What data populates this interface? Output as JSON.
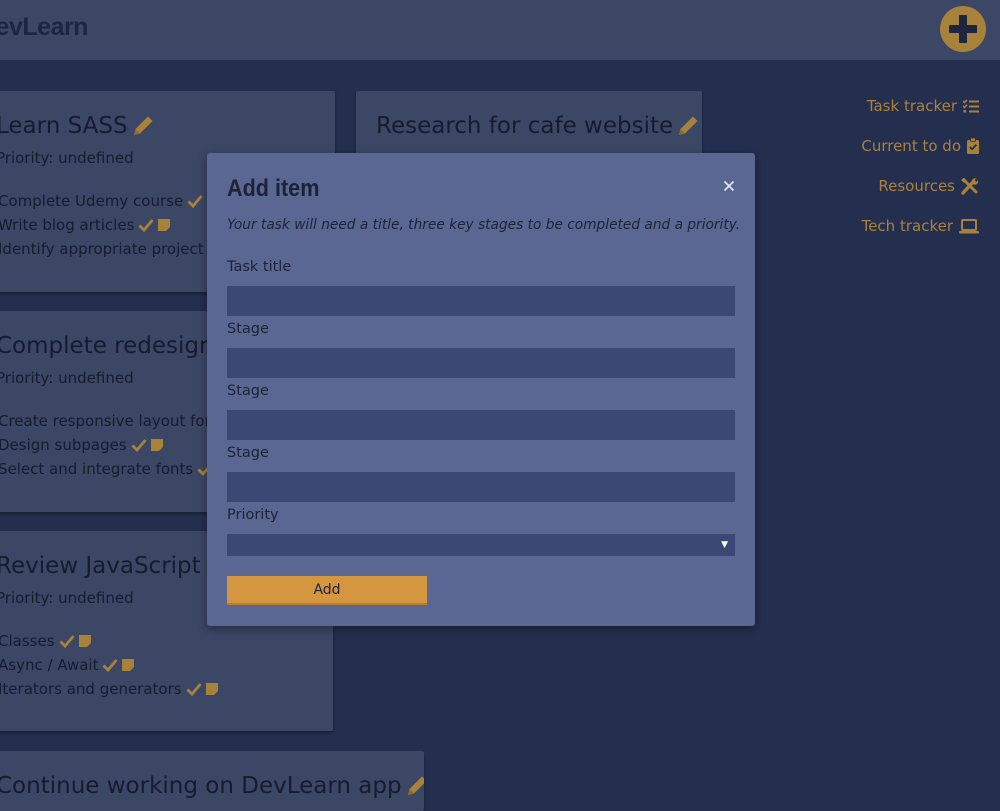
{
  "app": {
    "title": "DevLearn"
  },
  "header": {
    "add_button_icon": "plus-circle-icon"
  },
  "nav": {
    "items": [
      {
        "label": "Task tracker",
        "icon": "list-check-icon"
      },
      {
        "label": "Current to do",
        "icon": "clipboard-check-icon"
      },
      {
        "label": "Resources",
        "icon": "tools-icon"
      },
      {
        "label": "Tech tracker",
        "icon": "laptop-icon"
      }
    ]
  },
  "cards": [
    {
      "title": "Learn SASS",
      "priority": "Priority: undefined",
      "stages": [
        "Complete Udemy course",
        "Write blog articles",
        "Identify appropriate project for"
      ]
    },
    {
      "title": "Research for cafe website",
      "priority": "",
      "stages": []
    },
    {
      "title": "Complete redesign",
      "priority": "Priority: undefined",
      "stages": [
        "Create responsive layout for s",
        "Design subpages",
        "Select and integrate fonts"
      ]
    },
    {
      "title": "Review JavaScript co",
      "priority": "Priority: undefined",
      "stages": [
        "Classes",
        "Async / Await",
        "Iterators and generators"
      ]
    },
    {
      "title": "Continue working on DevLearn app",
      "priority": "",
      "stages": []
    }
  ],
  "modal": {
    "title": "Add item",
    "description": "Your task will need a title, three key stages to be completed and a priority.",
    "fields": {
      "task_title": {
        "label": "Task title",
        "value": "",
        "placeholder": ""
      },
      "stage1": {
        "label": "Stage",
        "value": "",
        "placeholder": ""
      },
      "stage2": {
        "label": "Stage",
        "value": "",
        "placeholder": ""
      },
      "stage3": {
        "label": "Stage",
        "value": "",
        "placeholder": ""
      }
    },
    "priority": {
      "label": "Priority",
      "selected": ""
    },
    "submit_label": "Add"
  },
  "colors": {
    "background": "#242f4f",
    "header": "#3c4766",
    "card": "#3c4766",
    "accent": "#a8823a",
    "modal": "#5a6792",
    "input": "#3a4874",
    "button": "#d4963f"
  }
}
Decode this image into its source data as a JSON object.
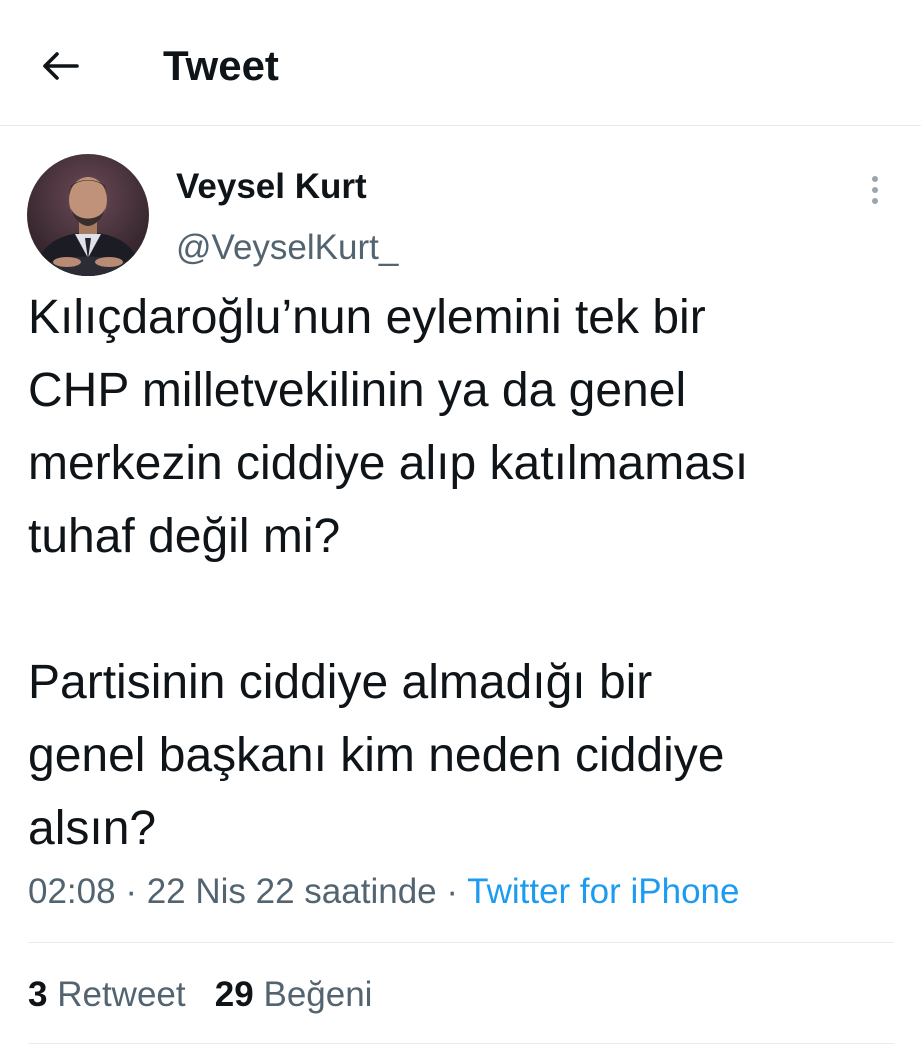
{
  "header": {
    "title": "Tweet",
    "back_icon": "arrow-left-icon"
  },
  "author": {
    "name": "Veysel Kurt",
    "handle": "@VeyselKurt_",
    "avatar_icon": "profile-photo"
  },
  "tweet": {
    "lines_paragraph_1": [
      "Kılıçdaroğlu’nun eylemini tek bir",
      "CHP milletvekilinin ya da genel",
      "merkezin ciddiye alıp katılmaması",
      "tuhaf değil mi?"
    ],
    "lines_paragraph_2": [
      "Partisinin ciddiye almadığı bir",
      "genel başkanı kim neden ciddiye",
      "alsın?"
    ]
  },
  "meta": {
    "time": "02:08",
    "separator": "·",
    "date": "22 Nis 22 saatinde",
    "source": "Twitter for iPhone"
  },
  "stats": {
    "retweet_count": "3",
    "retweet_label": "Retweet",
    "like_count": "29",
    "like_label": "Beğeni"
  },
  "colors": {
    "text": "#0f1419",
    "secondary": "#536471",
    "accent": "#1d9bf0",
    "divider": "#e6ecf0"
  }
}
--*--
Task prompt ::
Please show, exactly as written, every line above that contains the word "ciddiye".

Worked solution ::
      "merkezin ciddiye alıp katılmaması",
      "Partisinin ciddiye almadığı bir",
      "genel başkanı kim neden ciddiye",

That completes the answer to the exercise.